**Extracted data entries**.
◇ ◇ ◇

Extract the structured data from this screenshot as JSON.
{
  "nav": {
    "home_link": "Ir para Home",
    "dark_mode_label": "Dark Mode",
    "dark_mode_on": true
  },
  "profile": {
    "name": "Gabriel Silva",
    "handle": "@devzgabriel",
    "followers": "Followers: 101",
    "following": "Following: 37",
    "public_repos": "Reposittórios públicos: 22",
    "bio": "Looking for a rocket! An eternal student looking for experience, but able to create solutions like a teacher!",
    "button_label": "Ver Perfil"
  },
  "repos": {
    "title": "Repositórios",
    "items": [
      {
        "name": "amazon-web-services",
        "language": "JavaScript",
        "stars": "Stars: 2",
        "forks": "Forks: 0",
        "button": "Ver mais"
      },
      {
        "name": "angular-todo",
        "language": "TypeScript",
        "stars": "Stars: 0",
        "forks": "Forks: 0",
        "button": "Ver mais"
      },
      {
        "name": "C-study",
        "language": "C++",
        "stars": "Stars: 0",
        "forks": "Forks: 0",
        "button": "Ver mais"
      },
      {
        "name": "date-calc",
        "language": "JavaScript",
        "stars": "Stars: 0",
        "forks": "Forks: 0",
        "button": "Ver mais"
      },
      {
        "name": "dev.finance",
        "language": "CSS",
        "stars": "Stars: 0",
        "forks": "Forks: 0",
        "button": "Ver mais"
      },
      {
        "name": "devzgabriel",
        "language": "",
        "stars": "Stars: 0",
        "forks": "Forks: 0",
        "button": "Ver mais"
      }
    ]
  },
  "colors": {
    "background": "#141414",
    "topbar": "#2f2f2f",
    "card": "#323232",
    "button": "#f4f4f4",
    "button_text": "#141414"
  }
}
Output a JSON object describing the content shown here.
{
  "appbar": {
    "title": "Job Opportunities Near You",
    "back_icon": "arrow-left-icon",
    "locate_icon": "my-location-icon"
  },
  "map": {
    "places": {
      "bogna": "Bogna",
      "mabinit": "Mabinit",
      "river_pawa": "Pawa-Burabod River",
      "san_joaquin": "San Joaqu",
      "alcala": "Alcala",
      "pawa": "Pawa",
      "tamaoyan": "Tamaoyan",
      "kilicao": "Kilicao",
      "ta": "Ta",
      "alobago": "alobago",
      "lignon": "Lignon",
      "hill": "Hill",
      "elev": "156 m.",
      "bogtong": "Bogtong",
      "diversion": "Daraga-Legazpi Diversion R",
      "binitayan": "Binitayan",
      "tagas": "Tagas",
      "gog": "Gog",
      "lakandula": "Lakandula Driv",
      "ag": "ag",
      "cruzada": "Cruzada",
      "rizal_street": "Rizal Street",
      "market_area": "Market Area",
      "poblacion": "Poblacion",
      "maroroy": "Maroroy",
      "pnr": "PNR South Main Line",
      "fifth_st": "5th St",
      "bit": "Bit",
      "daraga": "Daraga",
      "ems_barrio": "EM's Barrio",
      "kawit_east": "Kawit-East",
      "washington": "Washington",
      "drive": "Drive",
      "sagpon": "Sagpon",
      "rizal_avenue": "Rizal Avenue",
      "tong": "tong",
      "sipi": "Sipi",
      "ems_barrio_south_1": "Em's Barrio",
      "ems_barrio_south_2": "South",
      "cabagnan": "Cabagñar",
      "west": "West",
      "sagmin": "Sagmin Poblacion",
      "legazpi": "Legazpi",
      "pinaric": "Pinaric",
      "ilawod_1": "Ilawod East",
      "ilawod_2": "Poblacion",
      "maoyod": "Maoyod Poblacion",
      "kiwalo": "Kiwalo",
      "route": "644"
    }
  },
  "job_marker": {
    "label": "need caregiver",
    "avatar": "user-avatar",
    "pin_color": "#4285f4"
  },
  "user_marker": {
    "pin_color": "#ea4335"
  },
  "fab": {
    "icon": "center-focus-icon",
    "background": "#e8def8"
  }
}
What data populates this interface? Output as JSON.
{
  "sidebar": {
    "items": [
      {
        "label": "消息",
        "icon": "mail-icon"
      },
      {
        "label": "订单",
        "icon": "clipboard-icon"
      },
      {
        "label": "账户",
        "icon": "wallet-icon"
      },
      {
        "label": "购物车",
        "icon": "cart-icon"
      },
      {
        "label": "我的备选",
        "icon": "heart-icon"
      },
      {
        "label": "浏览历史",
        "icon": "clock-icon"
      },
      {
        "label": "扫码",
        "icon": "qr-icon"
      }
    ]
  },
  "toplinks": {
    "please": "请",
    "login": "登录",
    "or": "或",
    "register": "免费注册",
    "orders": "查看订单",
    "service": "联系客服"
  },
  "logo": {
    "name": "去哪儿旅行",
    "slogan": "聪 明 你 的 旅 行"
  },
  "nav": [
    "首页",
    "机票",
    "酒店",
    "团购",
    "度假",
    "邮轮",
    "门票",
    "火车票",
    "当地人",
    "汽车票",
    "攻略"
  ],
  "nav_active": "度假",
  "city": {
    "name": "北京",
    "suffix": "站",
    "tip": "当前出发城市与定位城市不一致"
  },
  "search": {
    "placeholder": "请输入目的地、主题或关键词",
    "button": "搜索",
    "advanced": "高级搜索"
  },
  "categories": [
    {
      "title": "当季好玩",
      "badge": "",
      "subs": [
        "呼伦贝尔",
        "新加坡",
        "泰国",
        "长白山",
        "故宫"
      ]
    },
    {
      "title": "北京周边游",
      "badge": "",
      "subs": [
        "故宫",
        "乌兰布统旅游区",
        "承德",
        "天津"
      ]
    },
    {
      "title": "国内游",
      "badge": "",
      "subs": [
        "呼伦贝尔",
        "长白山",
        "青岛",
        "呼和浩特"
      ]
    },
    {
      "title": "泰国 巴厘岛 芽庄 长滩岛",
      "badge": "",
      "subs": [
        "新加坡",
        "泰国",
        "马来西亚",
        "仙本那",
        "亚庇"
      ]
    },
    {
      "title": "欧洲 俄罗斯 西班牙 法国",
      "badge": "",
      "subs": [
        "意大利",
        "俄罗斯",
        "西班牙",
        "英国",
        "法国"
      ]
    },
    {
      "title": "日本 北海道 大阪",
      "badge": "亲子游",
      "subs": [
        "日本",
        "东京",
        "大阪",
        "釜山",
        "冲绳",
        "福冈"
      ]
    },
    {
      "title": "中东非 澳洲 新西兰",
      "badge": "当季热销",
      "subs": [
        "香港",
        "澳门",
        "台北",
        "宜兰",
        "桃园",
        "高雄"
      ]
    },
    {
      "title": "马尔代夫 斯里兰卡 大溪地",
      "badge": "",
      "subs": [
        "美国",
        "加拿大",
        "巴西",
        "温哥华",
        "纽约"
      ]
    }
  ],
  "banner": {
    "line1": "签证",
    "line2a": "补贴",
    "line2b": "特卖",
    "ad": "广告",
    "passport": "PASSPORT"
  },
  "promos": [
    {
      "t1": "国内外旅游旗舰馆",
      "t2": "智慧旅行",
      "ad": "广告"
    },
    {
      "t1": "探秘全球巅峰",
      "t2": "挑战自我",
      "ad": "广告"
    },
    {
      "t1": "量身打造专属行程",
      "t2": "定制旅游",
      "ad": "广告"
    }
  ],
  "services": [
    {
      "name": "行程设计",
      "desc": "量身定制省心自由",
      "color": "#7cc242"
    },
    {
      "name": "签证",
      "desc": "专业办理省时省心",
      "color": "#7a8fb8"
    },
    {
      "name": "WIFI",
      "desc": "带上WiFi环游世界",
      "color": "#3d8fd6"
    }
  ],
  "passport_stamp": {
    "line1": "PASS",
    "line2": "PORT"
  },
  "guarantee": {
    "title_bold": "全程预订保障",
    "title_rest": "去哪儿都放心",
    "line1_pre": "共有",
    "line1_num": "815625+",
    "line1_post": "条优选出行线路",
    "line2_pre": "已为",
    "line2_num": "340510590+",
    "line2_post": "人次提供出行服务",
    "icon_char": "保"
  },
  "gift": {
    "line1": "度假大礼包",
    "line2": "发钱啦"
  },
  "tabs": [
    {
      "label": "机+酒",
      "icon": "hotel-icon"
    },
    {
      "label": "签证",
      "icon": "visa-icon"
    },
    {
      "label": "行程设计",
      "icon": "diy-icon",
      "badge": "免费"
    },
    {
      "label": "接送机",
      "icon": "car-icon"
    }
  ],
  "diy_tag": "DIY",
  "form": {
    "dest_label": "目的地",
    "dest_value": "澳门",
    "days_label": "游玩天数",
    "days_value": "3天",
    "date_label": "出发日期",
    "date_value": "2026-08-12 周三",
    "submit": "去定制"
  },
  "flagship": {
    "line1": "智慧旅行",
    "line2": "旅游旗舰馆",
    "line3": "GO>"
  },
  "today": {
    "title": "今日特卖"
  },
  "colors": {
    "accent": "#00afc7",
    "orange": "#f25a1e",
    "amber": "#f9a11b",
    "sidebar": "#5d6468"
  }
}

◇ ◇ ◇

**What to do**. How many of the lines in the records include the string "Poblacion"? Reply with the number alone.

**Answer**. 4